RECORDS SUPPLIED Block Start
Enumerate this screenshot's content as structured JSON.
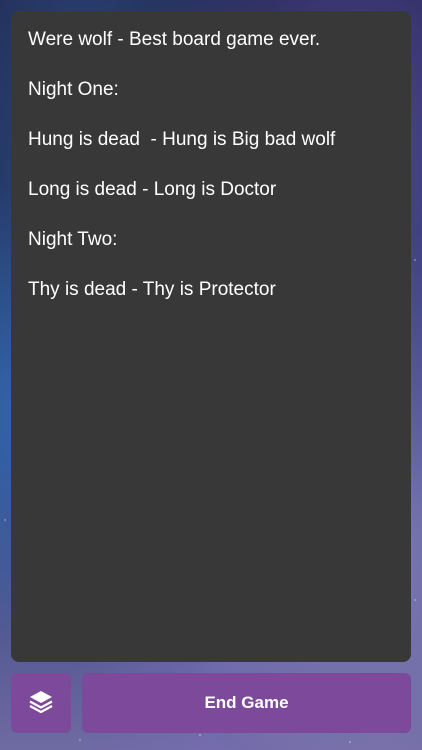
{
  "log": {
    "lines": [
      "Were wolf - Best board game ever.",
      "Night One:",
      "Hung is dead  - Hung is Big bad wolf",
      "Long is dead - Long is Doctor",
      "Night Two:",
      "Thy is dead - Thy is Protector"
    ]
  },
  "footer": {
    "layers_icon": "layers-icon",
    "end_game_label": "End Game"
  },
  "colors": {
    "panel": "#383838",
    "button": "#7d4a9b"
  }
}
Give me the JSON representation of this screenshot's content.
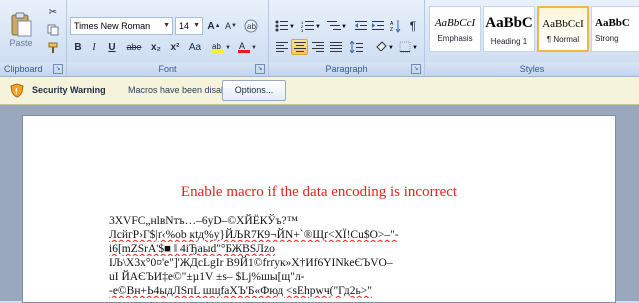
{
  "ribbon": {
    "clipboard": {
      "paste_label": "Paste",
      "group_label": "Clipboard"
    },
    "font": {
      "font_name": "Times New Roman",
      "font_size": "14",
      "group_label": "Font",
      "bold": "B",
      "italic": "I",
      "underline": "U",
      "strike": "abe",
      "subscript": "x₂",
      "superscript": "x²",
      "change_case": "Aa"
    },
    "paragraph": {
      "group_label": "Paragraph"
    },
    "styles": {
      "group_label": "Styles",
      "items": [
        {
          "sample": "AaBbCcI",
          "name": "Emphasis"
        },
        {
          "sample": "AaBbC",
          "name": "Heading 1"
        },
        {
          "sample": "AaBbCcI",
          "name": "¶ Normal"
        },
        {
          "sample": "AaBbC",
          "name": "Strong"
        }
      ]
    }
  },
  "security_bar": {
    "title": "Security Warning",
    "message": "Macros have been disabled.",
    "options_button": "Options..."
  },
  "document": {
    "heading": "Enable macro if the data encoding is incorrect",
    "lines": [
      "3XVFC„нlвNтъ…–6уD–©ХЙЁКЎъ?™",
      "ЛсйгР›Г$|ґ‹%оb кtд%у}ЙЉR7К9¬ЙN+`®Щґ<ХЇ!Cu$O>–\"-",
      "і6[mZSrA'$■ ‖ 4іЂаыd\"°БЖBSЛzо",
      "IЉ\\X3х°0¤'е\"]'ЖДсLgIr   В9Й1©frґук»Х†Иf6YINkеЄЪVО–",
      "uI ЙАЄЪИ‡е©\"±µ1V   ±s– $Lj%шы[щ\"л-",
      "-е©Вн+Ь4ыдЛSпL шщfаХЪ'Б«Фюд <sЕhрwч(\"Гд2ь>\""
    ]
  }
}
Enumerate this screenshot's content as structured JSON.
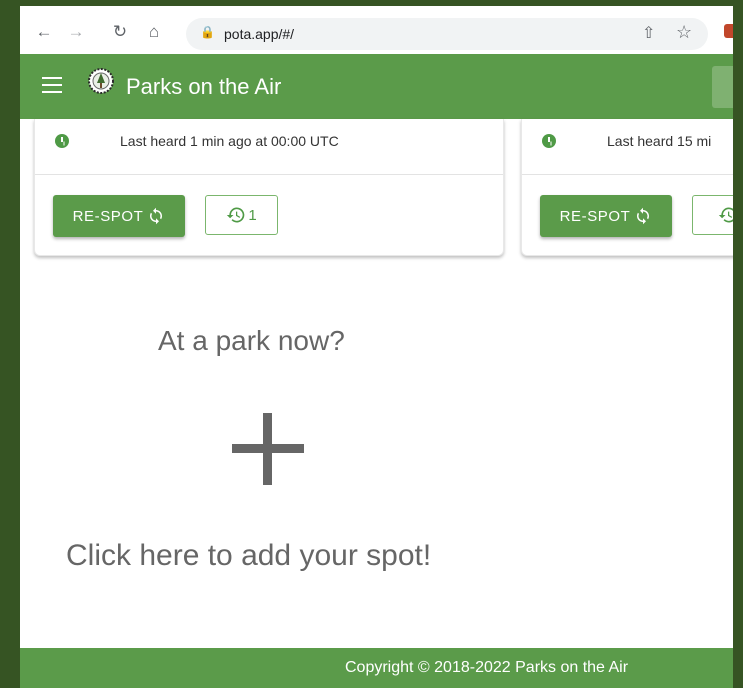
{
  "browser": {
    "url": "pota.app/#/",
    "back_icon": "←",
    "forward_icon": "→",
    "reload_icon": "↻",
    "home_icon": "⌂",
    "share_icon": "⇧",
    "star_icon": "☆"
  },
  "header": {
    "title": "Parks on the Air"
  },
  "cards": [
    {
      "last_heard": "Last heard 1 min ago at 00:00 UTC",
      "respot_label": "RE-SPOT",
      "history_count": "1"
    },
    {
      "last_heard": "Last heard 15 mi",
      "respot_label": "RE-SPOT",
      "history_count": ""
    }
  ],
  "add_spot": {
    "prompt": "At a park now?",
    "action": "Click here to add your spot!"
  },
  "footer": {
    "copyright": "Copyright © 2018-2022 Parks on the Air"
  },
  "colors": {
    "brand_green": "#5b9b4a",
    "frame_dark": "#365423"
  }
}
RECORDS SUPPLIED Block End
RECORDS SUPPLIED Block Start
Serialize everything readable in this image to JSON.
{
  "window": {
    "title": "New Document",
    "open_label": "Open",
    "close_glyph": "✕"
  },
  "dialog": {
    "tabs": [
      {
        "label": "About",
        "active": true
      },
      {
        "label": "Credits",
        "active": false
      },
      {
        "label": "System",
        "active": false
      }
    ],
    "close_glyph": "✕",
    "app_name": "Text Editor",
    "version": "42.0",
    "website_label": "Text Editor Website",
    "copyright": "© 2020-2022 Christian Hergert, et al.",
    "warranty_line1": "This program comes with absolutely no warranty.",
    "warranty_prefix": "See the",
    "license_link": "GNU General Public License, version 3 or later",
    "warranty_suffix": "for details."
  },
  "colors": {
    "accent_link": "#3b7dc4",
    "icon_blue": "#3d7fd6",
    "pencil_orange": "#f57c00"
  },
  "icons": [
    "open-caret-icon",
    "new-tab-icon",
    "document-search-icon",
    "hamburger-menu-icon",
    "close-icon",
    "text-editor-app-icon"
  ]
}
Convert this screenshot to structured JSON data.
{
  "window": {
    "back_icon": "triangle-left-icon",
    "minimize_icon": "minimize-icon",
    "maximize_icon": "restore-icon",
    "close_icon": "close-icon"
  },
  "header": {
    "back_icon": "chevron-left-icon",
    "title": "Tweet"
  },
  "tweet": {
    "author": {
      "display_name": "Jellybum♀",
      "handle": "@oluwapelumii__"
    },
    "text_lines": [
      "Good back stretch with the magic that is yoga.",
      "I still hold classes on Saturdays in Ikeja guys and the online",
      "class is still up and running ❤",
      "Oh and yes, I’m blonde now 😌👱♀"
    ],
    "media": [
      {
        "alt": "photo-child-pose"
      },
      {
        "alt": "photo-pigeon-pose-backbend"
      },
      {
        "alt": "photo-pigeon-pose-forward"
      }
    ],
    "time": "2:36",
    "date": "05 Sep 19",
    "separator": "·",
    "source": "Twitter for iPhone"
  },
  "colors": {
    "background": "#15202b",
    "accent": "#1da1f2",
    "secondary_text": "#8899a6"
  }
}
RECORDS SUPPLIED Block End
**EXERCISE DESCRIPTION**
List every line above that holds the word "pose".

**OUTPUT FOR THIS TASK**
        "alt": "photo-child-pose"
        "alt": "photo-pigeon-pose-backbend"
        "alt": "photo-pigeon-pose-forward"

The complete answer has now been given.